Chris Lee, head of travel, BarclaysThere has been a great deal of talk of late about the difficult market conditions and whether or not there will be a recession. The level of financial activity within the travel sector, however, is strong.

As I predicted in Travel Weekly nine months or so ago, the demise of the vast majority of ATOL bonds in favour of the ATOL Protection Contribution has produced a flurry of merger and acquisition activity as bank credit lines, previously taken up by bonds, have been put to new use.

I am aware of a number of such deals being pursued at the moment across a number of travel companies of varying sizes. There is also plenty of evidence of such lending capacity being used to fund organic growth.

For example, Gold Medal has just announced it has arranged a war chest facility of £38 million to fund possible future acquisitions and organic growth, while the Air Travel Trust recently raised £60 million in bank funding to assist with the replacement of the majority of ATOL bonds with the APC levy.

The merger of the big four into the big two appears to be successful so far with the travel sector now represented within the FTSE 100. The number of Alternative Investment Market and Plus Market-listed companies is also expanding with the likes of Travelzest, Western and Oriental, All Leisure Group, and Alpha Prospects all listing over the last couple of years.

Venture capital and private equity firms are active in travel at present and companies such as Travel Republic feature prominently in the Sunday Times Fast Track list of growing businesses, while Flight Centre is in the 100 Best Companies to Work For list.

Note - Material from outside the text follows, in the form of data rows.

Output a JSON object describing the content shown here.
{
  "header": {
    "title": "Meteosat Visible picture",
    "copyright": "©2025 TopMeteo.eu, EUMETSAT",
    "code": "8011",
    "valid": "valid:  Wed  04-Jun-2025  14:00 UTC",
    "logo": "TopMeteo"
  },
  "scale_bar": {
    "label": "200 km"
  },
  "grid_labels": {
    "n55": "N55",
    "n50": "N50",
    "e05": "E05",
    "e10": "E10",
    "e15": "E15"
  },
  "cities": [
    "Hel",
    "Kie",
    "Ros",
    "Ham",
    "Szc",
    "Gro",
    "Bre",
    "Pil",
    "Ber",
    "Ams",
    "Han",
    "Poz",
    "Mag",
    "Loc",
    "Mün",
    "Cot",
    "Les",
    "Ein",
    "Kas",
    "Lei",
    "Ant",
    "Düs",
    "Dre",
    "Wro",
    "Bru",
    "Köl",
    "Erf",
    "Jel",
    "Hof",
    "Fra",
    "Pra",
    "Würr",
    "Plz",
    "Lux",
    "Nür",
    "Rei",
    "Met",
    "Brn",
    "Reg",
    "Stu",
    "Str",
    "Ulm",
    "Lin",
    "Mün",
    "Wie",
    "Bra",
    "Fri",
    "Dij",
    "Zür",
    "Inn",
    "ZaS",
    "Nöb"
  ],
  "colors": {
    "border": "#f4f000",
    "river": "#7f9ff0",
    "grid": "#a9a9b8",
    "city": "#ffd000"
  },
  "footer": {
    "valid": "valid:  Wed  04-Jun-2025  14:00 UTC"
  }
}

The cruise sector is also trading at high sales levels with passengers from the UK set to hit record numbers, even if the price of fuel is causing pressure on margins.